South Africa’s central bank will probably raise interest rates by 25 basis points next week and again in September, according to Citigroup Inc.
The Reserve Bank will increase rates by 100 basis points in the next 12 months, Gina Schoeman, an economist at Citigroup in Johannesburg, told reporters on Thursday. An increase in rates by the central bank this month will show that the bank is “maintaining its independence and its credibility,” she said.
The bank, which will announce its next rates decision in Pretoria on July 23, has kept its benchmark repurchase rate unchanged at 5.75 percent for a year as the economy recovers from the slowest growth since a 2009 recession. Inflation quickened to 4.6 percent in May from 4.5 percent in the previous month.
Inflation will peak at 7.2 percent in the first quarter of next year and stay above the upper end of the central bank’s 3 percent to 6 percent target band for the rest of 2016, according to Schoeman.
The monetary policy authority has little flexibility to continue the pause in its rate-hiking cycle “but we are not on any pre-set course and we remain data dependent,” Reserve Bank Deputy Governor Daniel Mminele said in an interview on July 7. “We are ready to act when we think that the situation warrants it.”

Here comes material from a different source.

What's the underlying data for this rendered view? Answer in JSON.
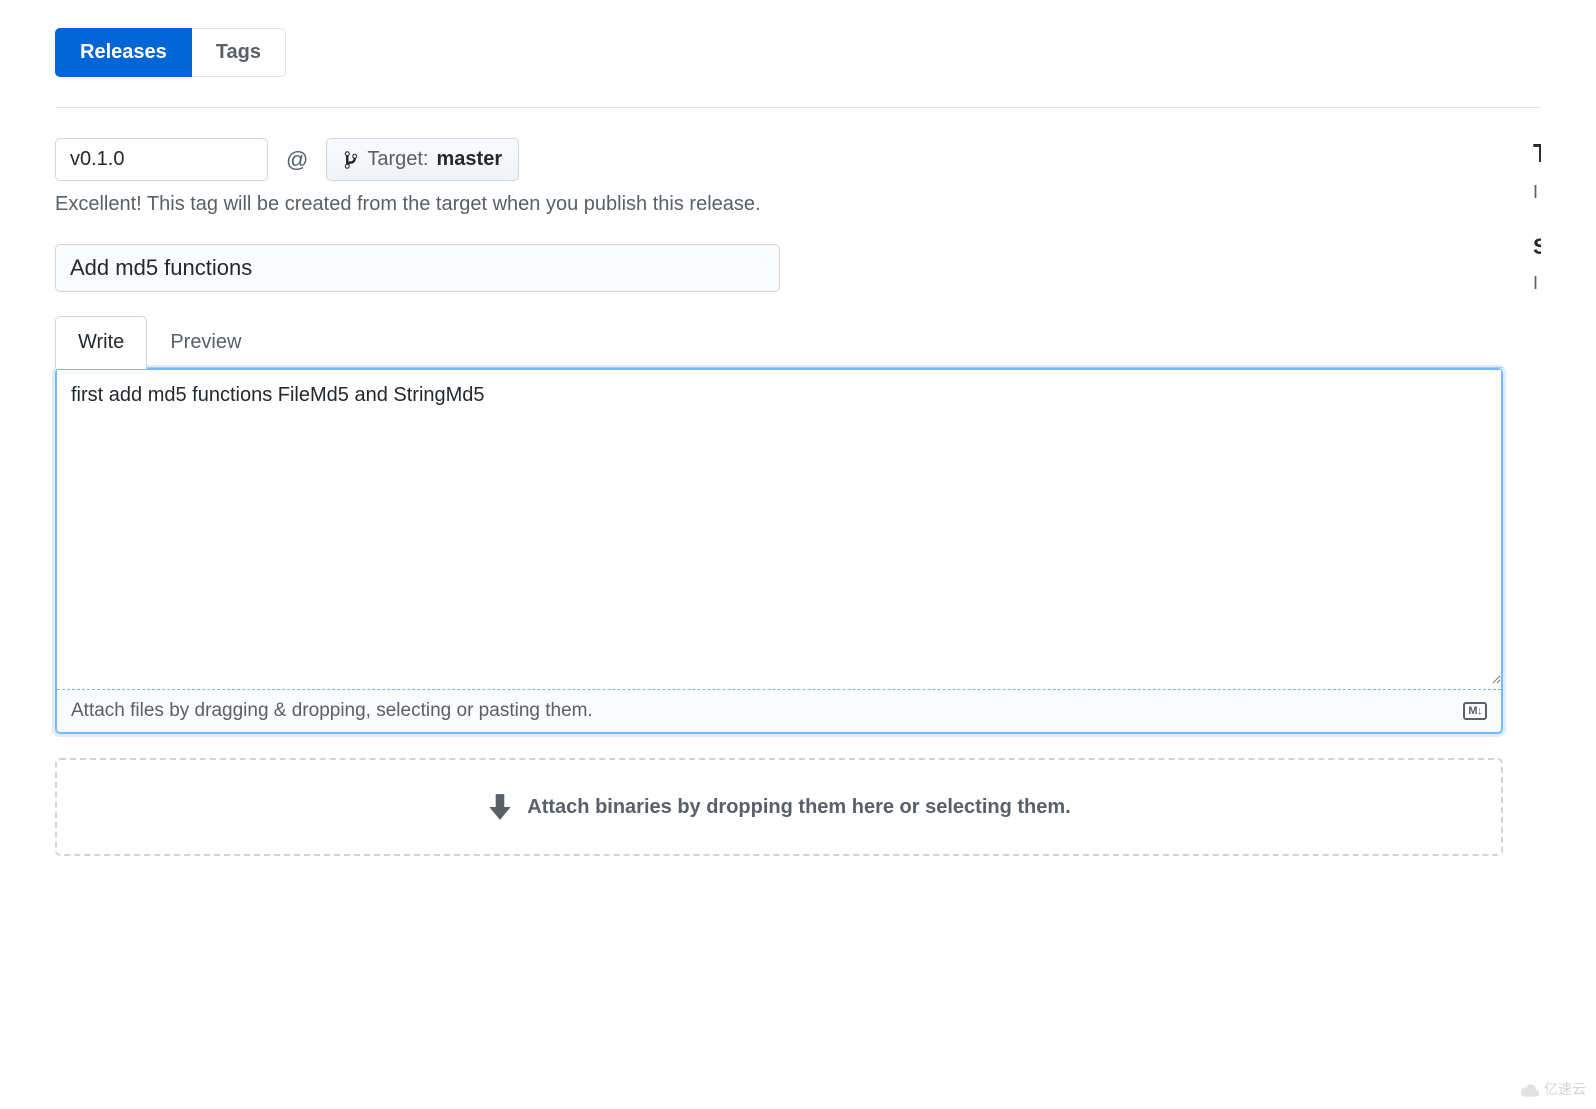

The South African economy, Africa’s second-largest, will probably expand 1.7 percent this year, with rolling blackouts by power utility Eskom Holdings SOC Ltd. shaving one percentage point off growth, Schoeman said. Gross domestic product will grow by 2.1 percent next year and by 3 percent or more in 2018 as the constraints in electricity supply ease, she said.